Wu, Chia-Yen, Tsai, Yi-Lin, Hsieh, Chung-Pin, Wang, Tsui Chin, Chan, Ming-Huan, Chen, Hwei-Hsien
Toxicology 2018 v.408 pp. 39-45
acetylcysteine, antagonists, antiporters, ataxia (disorder), brain, breathing, cognition, humans, males, memory disorders, mice, poisoning, social behavior, solvents, toluene

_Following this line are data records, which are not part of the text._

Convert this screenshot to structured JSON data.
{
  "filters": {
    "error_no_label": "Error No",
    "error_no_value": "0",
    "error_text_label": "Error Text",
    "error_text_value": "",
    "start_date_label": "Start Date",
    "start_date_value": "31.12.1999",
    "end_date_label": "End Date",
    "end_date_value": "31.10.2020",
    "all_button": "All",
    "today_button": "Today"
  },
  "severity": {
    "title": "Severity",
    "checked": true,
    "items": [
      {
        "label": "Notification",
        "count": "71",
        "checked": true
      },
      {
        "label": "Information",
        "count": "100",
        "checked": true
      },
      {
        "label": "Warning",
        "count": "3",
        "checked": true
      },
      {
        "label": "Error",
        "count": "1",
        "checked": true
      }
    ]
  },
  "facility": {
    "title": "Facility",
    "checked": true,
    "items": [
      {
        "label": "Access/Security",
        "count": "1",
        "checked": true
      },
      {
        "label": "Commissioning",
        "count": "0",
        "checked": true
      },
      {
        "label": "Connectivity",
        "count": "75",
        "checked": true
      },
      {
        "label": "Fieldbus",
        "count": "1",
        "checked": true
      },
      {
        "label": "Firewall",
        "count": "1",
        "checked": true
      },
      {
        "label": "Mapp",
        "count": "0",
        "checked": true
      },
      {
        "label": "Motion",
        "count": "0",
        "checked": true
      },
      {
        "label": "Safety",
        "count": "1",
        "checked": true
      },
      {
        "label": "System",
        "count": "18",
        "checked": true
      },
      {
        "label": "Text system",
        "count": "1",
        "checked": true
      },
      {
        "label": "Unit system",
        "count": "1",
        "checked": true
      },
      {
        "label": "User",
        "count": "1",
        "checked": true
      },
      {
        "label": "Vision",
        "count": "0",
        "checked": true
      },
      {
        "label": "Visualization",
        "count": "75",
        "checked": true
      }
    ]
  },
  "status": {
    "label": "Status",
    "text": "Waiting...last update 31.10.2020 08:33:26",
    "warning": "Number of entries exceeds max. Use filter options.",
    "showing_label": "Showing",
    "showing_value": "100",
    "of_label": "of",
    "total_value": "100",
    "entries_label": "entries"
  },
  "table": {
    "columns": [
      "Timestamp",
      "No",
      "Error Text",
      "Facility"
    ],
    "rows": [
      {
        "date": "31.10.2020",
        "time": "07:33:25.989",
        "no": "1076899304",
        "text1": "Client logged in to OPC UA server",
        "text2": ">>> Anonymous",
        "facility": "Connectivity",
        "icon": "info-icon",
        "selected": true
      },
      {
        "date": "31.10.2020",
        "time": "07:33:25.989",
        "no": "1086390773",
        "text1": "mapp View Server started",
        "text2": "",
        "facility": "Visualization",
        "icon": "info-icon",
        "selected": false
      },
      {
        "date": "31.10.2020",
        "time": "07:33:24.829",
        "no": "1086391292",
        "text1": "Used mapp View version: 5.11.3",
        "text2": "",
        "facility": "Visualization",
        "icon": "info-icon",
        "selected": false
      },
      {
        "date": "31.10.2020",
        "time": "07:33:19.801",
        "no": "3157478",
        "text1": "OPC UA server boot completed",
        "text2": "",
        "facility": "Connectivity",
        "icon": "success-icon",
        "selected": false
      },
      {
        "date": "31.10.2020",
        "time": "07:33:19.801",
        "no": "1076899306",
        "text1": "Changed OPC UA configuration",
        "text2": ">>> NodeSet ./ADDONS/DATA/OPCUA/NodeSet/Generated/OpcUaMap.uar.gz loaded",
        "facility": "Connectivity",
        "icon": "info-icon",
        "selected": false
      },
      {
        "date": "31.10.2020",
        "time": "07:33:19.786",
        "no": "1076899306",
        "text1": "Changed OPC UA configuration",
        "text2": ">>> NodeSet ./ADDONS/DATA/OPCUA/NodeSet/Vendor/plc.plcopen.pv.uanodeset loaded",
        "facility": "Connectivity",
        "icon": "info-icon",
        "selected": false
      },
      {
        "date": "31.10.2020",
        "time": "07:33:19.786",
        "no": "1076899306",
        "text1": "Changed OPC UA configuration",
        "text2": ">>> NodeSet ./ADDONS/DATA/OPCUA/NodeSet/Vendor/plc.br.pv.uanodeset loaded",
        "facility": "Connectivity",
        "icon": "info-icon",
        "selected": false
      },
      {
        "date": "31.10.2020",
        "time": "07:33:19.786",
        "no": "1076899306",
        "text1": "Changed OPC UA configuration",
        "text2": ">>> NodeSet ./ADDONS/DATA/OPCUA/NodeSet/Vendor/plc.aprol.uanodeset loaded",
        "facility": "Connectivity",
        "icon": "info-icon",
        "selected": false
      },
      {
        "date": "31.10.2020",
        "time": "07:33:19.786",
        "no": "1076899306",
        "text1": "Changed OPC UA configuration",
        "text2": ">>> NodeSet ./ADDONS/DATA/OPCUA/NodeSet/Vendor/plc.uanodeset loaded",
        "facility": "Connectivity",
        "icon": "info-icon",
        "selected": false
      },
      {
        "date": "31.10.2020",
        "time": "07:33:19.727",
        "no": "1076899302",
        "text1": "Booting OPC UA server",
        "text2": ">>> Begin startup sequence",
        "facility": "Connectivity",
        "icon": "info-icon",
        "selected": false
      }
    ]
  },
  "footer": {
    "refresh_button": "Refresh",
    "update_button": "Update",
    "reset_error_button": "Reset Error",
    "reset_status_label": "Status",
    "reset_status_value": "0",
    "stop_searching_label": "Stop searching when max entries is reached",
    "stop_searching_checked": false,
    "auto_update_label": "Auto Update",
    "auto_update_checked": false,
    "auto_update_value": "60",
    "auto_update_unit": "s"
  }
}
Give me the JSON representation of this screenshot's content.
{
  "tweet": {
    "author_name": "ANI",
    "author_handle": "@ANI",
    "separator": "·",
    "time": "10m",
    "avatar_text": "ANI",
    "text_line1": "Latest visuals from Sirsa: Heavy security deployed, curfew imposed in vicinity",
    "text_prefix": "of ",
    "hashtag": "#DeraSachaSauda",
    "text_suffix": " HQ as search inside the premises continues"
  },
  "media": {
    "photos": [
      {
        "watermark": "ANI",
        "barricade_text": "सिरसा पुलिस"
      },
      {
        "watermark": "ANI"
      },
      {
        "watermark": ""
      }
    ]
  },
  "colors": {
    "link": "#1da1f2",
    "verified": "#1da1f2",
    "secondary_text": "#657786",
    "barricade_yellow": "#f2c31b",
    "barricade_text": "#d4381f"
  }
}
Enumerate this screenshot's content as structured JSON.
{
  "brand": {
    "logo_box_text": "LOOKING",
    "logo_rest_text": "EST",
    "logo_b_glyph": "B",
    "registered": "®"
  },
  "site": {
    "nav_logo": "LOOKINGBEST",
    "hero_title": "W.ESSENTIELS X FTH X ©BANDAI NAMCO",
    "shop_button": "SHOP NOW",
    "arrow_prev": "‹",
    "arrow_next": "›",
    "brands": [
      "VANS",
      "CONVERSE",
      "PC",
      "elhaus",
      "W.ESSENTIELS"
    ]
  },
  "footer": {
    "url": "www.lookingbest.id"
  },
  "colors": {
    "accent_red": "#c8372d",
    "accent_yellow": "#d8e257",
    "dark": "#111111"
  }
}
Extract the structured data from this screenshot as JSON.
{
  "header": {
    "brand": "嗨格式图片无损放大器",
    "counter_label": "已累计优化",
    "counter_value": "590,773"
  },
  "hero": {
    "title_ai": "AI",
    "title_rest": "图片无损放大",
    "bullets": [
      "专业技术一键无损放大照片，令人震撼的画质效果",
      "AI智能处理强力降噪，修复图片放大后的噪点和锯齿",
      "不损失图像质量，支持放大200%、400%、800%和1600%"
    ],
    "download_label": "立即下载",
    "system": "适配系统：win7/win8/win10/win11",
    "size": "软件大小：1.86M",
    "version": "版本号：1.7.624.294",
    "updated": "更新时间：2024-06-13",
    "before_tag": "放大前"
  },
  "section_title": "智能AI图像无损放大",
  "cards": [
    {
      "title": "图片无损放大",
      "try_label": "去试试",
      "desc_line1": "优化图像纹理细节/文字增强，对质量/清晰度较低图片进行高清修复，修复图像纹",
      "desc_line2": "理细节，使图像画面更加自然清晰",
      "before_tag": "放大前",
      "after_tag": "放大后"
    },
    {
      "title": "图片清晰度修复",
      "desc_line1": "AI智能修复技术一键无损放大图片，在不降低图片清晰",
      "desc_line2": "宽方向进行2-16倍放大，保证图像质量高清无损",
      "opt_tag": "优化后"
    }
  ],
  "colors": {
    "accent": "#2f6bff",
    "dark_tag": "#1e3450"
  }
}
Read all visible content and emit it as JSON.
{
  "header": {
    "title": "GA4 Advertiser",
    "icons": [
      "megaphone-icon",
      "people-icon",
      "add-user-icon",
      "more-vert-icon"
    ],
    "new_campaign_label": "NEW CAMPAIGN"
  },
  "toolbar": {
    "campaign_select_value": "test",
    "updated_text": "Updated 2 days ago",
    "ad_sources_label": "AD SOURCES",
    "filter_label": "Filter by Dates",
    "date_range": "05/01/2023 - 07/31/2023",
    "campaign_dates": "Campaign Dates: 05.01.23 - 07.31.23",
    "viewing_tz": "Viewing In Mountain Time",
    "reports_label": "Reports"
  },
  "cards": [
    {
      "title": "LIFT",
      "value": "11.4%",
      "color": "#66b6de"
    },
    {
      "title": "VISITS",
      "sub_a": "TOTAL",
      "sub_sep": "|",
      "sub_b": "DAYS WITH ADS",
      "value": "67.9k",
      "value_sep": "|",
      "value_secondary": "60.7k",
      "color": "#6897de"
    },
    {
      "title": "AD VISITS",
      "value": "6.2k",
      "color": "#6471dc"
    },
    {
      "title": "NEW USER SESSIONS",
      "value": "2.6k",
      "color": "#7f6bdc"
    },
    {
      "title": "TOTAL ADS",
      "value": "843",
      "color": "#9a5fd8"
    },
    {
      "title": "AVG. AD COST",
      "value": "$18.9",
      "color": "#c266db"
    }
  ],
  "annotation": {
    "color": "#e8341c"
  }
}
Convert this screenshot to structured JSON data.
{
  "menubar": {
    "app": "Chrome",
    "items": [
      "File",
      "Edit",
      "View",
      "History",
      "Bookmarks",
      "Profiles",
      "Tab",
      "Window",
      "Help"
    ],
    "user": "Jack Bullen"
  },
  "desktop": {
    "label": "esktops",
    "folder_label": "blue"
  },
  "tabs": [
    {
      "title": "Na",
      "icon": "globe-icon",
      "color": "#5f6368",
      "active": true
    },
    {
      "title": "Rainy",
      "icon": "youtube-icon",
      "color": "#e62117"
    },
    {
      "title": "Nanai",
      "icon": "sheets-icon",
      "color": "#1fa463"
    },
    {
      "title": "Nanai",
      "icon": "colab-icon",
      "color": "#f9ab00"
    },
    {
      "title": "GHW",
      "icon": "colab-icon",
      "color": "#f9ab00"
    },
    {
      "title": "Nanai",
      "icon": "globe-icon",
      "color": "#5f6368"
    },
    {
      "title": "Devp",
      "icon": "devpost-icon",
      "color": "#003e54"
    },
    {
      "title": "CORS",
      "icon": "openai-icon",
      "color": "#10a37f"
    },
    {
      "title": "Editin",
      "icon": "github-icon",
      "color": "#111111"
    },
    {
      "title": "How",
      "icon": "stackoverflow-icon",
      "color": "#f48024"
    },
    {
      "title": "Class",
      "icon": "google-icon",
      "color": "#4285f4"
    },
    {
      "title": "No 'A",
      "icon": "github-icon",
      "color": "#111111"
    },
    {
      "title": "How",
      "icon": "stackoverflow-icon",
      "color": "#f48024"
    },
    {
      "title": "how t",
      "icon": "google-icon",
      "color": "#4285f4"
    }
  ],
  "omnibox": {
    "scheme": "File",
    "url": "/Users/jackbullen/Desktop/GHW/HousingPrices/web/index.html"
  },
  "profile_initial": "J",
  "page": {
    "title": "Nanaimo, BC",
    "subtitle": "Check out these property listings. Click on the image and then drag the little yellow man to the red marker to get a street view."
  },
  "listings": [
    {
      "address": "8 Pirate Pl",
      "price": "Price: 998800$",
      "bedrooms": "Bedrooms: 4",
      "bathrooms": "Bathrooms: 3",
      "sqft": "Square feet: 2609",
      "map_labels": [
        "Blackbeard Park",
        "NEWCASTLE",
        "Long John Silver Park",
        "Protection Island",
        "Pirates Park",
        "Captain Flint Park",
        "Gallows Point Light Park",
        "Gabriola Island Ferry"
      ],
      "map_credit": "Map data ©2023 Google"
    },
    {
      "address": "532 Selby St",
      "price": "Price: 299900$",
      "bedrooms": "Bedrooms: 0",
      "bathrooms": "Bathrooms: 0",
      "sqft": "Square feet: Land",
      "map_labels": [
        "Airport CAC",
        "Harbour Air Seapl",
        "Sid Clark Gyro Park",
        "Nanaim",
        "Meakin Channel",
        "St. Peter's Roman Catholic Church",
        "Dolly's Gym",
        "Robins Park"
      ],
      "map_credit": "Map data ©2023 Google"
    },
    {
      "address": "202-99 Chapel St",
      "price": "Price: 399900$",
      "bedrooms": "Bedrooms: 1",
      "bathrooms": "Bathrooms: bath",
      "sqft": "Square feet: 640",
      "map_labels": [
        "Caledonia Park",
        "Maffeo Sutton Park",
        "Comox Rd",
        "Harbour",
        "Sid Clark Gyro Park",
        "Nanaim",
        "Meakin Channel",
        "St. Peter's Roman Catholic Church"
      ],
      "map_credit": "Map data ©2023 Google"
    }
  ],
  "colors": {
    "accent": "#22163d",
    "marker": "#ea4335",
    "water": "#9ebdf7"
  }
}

Toluene, a commonly used organic solvent, produces a variety of behavioral disturbances in both humans and animals comparable to noncompetitive N-methyl-D-aspartate receptor (NMDARs) antagonists, such as phencyclidine (PCP). N-acetylcysteine (NAC) is capable of reversing the psychotomimetic effects of PCP via activation of cystine-glutamate antiporters (xCT). The present study examined whether NAC is capable of attenuating the toluene-induced brain stimulation reward enhancement and behavioral manifestations. Male mice received various doses of NAC prior to toluene exposure for assessment of intracranial self-stimulation (ICSS) thresholds, rotarod test, novel object recognition task and social interaction test. NAC ameliorated the lowering of ICSS thresholds, motor incoordination, object recognition memory impairments and social withdrawal induced by toluene. Furthermore, the capacity of NAC to ameliorate acute toluene-induced deficits in object recognition and social interaction was blocked by the xCT inhibitor (S)-4-carboxyphenylglycine and the mGluR2/3 antagonist LY341495. These results indicate that NAC could prevent toluene-induced reward facilitation and behavioral disturbances and its beneficial effects, at least for cognitive function and social interaction, are associated with activation of the xCT and mGluR2/3. These findings show the potential promise for NAC to treat toluene dependence and to prevent toluene intoxication caused by unintentional or deliberate inhalation.